((

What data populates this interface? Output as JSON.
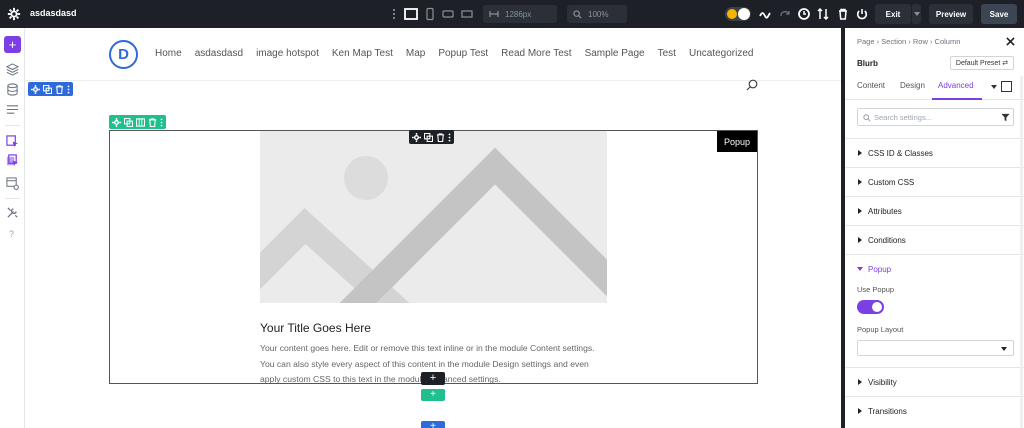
{
  "topbar": {
    "site_name": "asdasdasd",
    "width_value": "1286px",
    "zoom_value": "100%",
    "exit_label": "Exit",
    "preview_label": "Preview",
    "save_label": "Save"
  },
  "header": {
    "logo_letter": "D",
    "nav": [
      "Home",
      "asdasdasd",
      "image hotspot",
      "Ken Map Test",
      "Map",
      "Popup Test",
      "Read More Test",
      "Sample Page",
      "Test",
      "Uncategorized"
    ]
  },
  "blurb": {
    "popup_badge": "Popup",
    "title": "Your Title Goes Here",
    "text": "Your content goes here. Edit or remove this text inline or in the module Content settings. You can also style every aspect of this content in the module Design settings and even apply custom CSS to this text in the module Advanced settings."
  },
  "panel": {
    "breadcrumb": "Page › Section › Row › Column",
    "module_name": "Blurb",
    "preset_label": "Default Preset ⇄",
    "tabs": [
      "Content",
      "Design",
      "Advanced"
    ],
    "active_tab": "Advanced",
    "search_placeholder": "Search settings...",
    "groups_top": [
      "CSS ID & Classes",
      "Custom CSS",
      "Attributes",
      "Conditions"
    ],
    "popup_group": "Popup",
    "use_popup_label": "Use Popup",
    "use_popup_value": true,
    "popup_layout_label": "Popup Layout",
    "popup_layout_value": "",
    "groups_bottom": [
      "Visibility",
      "Transitions"
    ]
  },
  "colors": {
    "accent": "#7b3fe4",
    "section": "#2f6bd8",
    "row": "#1fbf8f",
    "toolbar": "#1d2127"
  }
}
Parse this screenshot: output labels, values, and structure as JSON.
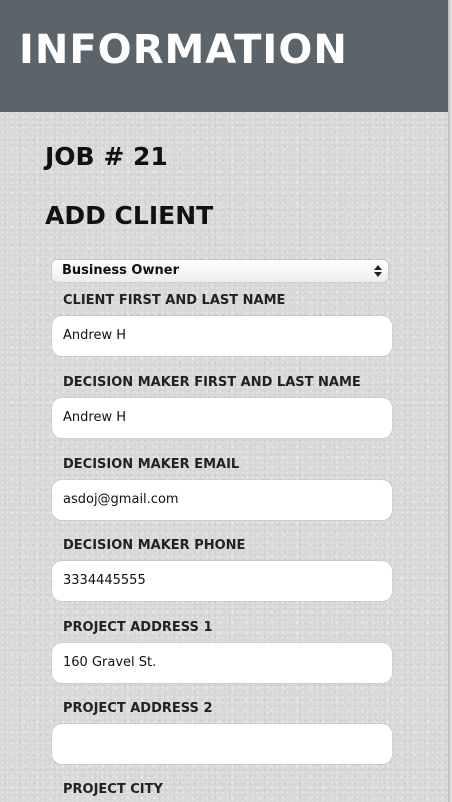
{
  "header": {
    "title": "INFORMATION"
  },
  "job": {
    "title": "JOB # 21"
  },
  "section": {
    "title": "ADD CLIENT"
  },
  "client_type": {
    "selected": "Business Owner"
  },
  "fields": [
    {
      "label": "CLIENT FIRST AND LAST NAME",
      "value": "Andrew H"
    },
    {
      "label": "DECISION MAKER FIRST AND LAST NAME",
      "value": "Andrew H"
    },
    {
      "label": "DECISION MAKER EMAIL",
      "value": "asdoj@gmail.com"
    },
    {
      "label": "DECISION MAKER PHONE",
      "value": "3334445555"
    },
    {
      "label": "PROJECT ADDRESS 1",
      "value": "160 Gravel St."
    },
    {
      "label": "PROJECT ADDRESS 2",
      "value": ""
    },
    {
      "label": "PROJECT CITY",
      "value": ""
    }
  ],
  "colors": {
    "header_bg": "#5b636b",
    "page_bg": "#d8d9d7",
    "input_bg": "#ffffff"
  }
}
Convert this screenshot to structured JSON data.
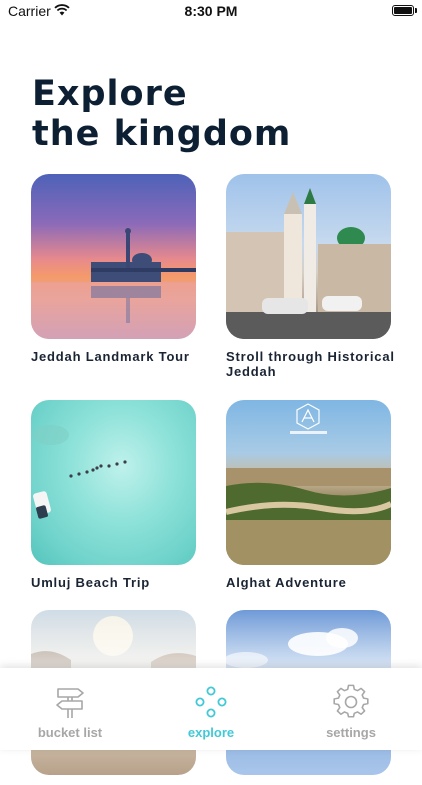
{
  "status_bar": {
    "carrier": "Carrier",
    "time": "8:30 PM"
  },
  "title": {
    "line1": "Explore",
    "line2": "the kingdom"
  },
  "cards": [
    {
      "label": "Jeddah Landmark Tour"
    },
    {
      "label": "Stroll through Historical Jeddah"
    },
    {
      "label": "Umluj Beach Trip"
    },
    {
      "label": "Alghat Adventure"
    },
    {
      "label": ""
    },
    {
      "label": ""
    }
  ],
  "tabs": [
    {
      "label": "bucket list",
      "icon": "signpost-icon",
      "active": false
    },
    {
      "label": "explore",
      "icon": "compass-dots-icon",
      "active": true
    },
    {
      "label": "settings",
      "icon": "gear-icon",
      "active": false
    }
  ],
  "colors": {
    "accent": "#42c9d6",
    "inactive": "#a7a7a7",
    "title": "#0d1f33"
  }
}
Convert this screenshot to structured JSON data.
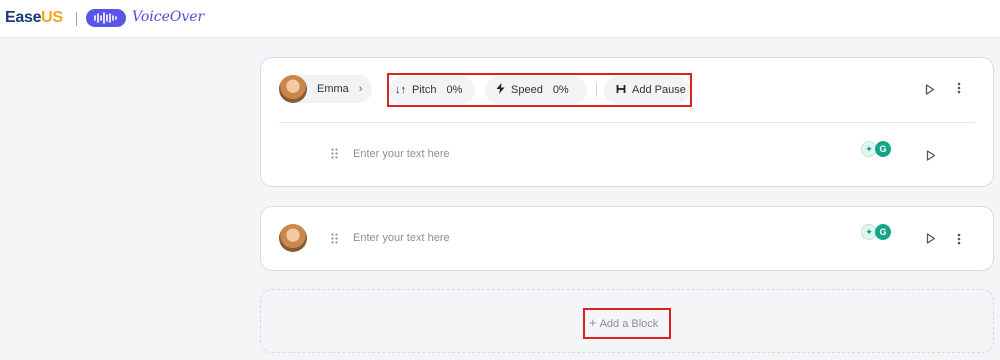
{
  "header": {
    "brand_ease": "Ease",
    "brand_us": "US",
    "product_name": "VoiceOver",
    "brand_colors": {
      "navy": "#1c3a7a",
      "orange": "#f5a31a",
      "purple": "#5a55e8"
    }
  },
  "blocks": [
    {
      "voice_name": "Emma",
      "chevron_icon": "chevron-right-icon",
      "pitch_label": "Pitch",
      "pitch_value": "0%",
      "speed_label": "Speed",
      "speed_value": "0%",
      "add_pause_label": "Add Pause",
      "text_placeholder": "Enter your text here"
    },
    {
      "text_placeholder": "Enter your text here"
    }
  ],
  "add_block_label": "Add a Block",
  "highlight_color": "#e02020"
}
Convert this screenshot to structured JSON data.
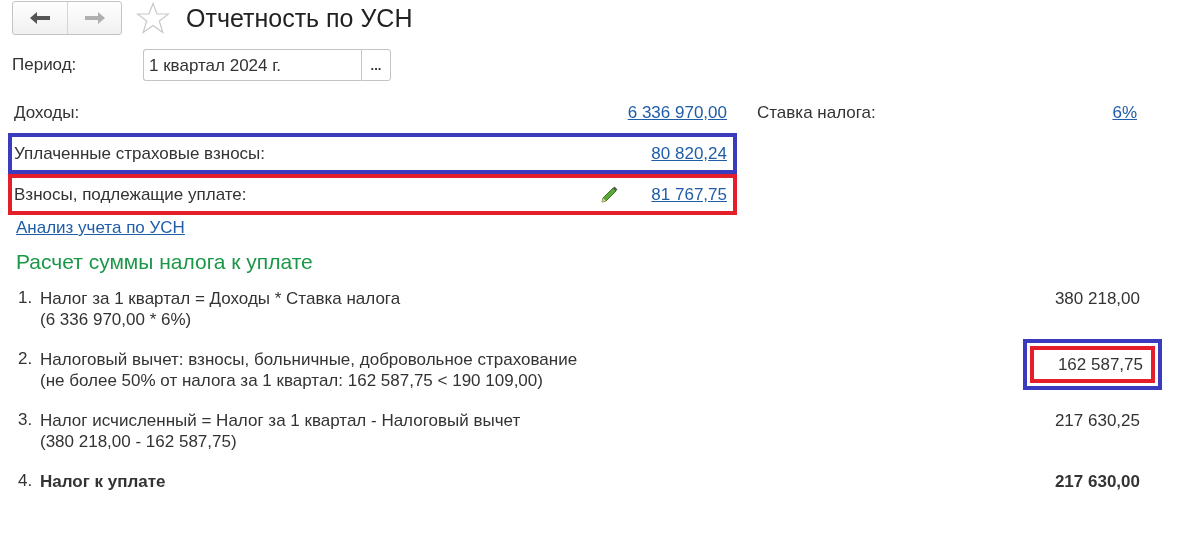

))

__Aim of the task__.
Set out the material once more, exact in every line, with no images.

__Response to the exercise__.
What data populates this interface? Output as JSON.
{
  "topbar": {
    "site_name": "asdasdasd",
    "width_value": "1286px",
    "zoom_value": "100%",
    "exit_label": "Exit",
    "preview_label": "Preview",
    "save_label": "Save"
  },
  "header": {
    "logo_letter": "D",
    "nav": [
      "Home",
      "asdasdasd",
      "image hotspot",
      "Ken Map Test",
      "Map",
      "Popup Test",
      "Read More Test",
      "Sample Page",
      "Test",
      "Uncategorized"
    ]
  },
  "blurb": {
    "popup_badge": "Popup",
    "title": "Your Title Goes Here",
    "text": "Your content goes here. Edit or remove this text inline or in the module Content settings. You can also style every aspect of this content in the module Design settings and even apply custom CSS to this text in the module Advanced settings."
  },
  "panel": {
    "breadcrumb": "Page › Section › Row › Column",
    "module_name": "Blurb",
    "preset_label": "Default Preset ⇄",
    "tabs": [
      "Content",
      "Design",
      "Advanced"
    ],
    "active_tab": "Advanced",
    "search_placeholder": "Search settings...",
    "groups_top": [
      "CSS ID & Classes",
      "Custom CSS",
      "Attributes",
      "Conditions"
    ],
    "popup_group": "Popup",
    "use_popup_label": "Use Popup",
    "use_popup_value": true,
    "popup_layout_label": "Popup Layout",
    "popup_layout_value": "",
    "groups_bottom": [
      "Visibility",
      "Transitions"
    ]
  },
  "colors": {
    "accent": "#7b3fe4",
    "section": "#2f6bd8",
    "row": "#1fbf8f",
    "toolbar": "#1d2127"
  }
}
Parse this screenshot: output labels, values, and structure as JSON.
{
  "header": {
    "title": "INFORMATION"
  },
  "job": {
    "title": "JOB # 21"
  },
  "section": {
    "title": "ADD CLIENT"
  },
  "client_type": {
    "selected": "Business Owner"
  },
  "fields": [
    {
      "label": "CLIENT FIRST AND LAST NAME",
      "value": "Andrew H"
    },
    {
      "label": "DECISION MAKER FIRST AND LAST NAME",
      "value": "Andrew H"
    },
    {
      "label": "DECISION MAKER EMAIL",
      "value": "asdoj@gmail.com"
    },
    {
      "label": "DECISION MAKER PHONE",
      "value": "3334445555"
    },
    {
      "label": "PROJECT ADDRESS 1",
      "value": "160 Gravel St."
    },
    {
      "label": "PROJECT ADDRESS 2",
      "value": ""
    },
    {
      "label": "PROJECT CITY",
      "value": ""
    }
  ],
  "colors": {
    "header_bg": "#5b636b",
    "page_bg": "#d8d9d7",
    "input_bg": "#ffffff"
  }
}
Convert this screenshot to structured JSON data.
{
  "status_bar": {
    "carrier": "Carrier",
    "time": "8:30 PM"
  },
  "title": {
    "line1": "Explore",
    "line2": "the kingdom"
  },
  "cards": [
    {
      "label": "Jeddah Landmark Tour"
    },
    {
      "label": "Stroll through Historical Jeddah"
    },
    {
      "label": "Umluj Beach Trip"
    },
    {
      "label": "Alghat Adventure"
    },
    {
      "label": ""
    },
    {
      "label": ""
    }
  ],
  "tabs": [
    {
      "label": "bucket list",
      "icon": "signpost-icon",
      "active": false
    },
    {
      "label": "explore",
      "icon": "compass-dots-icon",
      "active": true
    },
    {
      "label": "settings",
      "icon": "gear-icon",
      "active": false
    }
  ],
  "colors": {
    "accent": "#42c9d6",
    "inactive": "#a7a7a7",
    "title": "#0d1f33"
  }
}
Convert this screenshot to structured JSON data.
{
  "header": {
    "brand_ease": "Ease",
    "brand_us": "US",
    "product_name": "VoiceOver",
    "brand_colors": {
      "navy": "#1c3a7a",
      "orange": "#f5a31a",
      "purple": "#5a55e8"
    }
  },
  "blocks": [
    {
      "voice_name": "Emma",
      "chevron_icon": "chevron-right-icon",
      "pitch_label": "Pitch",
      "pitch_value": "0%",
      "speed_label": "Speed",
      "speed_value": "0%",
      "add_pause_label": "Add Pause",
      "text_placeholder": "Enter your text here"
    },
    {
      "text_placeholder": "Enter your text here"
    }
  ],
  "add_block_label": "Add a Block",
  "highlight_color": "#e02020"
}
Convert this screenshot to structured JSON data.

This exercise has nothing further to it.